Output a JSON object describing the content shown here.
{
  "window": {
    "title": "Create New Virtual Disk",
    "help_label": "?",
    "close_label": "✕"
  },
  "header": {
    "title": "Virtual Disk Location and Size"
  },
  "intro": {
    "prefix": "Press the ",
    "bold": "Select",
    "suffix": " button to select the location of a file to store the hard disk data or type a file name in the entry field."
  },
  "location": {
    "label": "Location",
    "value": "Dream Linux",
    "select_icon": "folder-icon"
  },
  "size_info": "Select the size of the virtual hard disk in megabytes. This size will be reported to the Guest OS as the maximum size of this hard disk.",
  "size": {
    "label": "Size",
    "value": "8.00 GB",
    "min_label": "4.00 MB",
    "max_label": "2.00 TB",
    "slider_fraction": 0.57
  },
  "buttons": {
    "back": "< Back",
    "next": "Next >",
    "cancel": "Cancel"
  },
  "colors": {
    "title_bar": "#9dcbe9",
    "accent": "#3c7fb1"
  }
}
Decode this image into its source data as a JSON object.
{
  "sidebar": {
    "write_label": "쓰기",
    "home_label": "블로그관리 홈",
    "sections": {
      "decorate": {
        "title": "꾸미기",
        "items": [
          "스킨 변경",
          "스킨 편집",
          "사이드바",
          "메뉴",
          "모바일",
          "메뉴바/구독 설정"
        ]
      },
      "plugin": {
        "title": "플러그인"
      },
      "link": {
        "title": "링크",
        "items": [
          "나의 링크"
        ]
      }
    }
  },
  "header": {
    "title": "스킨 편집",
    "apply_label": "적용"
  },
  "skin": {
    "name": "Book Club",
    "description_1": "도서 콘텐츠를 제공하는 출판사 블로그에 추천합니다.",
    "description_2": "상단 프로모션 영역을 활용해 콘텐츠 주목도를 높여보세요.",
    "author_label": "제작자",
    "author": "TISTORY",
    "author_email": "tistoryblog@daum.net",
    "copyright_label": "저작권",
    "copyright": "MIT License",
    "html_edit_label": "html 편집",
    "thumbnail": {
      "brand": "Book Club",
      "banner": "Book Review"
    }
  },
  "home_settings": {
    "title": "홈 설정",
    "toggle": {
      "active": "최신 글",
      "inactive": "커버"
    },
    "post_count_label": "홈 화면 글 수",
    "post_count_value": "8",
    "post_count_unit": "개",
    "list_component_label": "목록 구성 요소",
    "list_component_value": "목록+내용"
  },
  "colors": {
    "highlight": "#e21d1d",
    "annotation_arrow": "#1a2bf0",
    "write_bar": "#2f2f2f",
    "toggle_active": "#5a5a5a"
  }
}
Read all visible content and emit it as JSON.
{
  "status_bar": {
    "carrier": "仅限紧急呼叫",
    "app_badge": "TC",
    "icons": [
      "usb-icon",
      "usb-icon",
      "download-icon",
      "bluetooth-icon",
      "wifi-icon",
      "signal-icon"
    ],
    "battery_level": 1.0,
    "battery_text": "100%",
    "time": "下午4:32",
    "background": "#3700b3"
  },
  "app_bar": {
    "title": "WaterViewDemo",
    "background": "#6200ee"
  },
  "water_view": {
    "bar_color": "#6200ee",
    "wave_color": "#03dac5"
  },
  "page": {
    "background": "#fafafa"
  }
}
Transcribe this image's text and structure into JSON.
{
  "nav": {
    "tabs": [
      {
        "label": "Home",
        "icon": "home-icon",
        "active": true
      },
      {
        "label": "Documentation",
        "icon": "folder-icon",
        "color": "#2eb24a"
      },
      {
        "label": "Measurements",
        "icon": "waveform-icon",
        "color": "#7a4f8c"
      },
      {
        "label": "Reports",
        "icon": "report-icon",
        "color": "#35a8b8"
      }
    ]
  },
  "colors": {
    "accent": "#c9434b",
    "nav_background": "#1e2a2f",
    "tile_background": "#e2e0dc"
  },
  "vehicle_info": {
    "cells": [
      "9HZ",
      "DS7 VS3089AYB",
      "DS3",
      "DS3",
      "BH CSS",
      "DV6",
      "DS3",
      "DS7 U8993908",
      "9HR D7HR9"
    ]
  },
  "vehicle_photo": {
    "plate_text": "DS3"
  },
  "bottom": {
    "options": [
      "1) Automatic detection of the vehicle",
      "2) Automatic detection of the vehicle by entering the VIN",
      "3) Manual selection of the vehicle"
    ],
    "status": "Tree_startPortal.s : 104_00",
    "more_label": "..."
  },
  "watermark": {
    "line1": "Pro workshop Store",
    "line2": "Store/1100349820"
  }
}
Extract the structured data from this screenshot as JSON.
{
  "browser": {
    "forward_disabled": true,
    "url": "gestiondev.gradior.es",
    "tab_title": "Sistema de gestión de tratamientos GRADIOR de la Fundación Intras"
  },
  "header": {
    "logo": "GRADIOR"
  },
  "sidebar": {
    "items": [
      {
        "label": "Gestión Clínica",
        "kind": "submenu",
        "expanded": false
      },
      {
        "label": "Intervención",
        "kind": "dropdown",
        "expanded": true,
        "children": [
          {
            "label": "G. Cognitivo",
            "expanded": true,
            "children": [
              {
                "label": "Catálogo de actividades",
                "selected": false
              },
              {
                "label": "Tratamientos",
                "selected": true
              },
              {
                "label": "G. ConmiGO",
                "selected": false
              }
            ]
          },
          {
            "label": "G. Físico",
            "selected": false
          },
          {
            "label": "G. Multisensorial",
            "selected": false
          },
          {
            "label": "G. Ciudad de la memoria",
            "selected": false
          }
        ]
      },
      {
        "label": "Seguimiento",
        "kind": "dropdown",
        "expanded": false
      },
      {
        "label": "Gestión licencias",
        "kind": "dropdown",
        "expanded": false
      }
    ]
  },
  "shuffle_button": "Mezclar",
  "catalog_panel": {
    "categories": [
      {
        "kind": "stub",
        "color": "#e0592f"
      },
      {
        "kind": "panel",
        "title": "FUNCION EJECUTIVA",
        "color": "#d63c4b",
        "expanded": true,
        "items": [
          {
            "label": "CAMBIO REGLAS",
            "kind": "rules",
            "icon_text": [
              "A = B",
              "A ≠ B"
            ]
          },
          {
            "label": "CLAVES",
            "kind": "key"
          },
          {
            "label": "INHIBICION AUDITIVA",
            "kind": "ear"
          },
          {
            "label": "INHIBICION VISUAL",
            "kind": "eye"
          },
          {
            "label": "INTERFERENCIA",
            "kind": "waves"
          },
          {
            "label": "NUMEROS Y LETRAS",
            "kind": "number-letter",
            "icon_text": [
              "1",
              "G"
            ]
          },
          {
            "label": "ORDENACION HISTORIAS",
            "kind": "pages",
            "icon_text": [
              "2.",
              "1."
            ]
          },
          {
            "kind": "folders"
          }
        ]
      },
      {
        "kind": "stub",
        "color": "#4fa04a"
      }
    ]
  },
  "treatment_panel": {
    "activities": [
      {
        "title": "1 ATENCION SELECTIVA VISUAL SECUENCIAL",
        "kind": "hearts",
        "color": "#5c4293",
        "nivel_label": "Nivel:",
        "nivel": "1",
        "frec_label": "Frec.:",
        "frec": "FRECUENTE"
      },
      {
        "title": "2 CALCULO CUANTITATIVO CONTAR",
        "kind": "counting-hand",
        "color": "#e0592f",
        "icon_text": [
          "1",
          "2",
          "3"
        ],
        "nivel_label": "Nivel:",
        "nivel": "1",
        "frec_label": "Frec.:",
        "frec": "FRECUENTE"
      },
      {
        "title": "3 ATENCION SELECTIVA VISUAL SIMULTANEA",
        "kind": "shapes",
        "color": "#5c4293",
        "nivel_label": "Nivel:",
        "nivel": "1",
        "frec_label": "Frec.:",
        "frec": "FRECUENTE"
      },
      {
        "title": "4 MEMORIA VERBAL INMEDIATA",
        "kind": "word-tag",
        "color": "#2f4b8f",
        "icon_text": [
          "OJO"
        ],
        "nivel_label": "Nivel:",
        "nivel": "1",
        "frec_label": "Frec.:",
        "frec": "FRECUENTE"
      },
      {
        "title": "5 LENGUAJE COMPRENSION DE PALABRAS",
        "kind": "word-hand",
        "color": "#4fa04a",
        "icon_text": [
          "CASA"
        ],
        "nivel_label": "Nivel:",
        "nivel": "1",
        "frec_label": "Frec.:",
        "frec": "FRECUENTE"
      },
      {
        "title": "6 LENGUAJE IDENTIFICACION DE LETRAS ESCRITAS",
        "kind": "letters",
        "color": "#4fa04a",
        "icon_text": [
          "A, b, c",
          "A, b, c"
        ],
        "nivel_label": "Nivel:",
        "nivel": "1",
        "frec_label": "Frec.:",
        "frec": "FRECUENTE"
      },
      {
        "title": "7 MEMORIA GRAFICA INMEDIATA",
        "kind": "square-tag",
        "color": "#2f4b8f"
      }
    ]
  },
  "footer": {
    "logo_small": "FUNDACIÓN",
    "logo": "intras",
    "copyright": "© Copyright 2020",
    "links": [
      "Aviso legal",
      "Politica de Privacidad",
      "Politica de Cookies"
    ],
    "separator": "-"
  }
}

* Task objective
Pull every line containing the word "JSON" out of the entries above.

* Your response
Output a JSON object describing the content shown here.
Decode this image into its source data as a JSON object.
Read all visible content and emit it as JSON.
Transcribe this image's text and structure into JSON.
Extract the structured data from this screenshot as JSON.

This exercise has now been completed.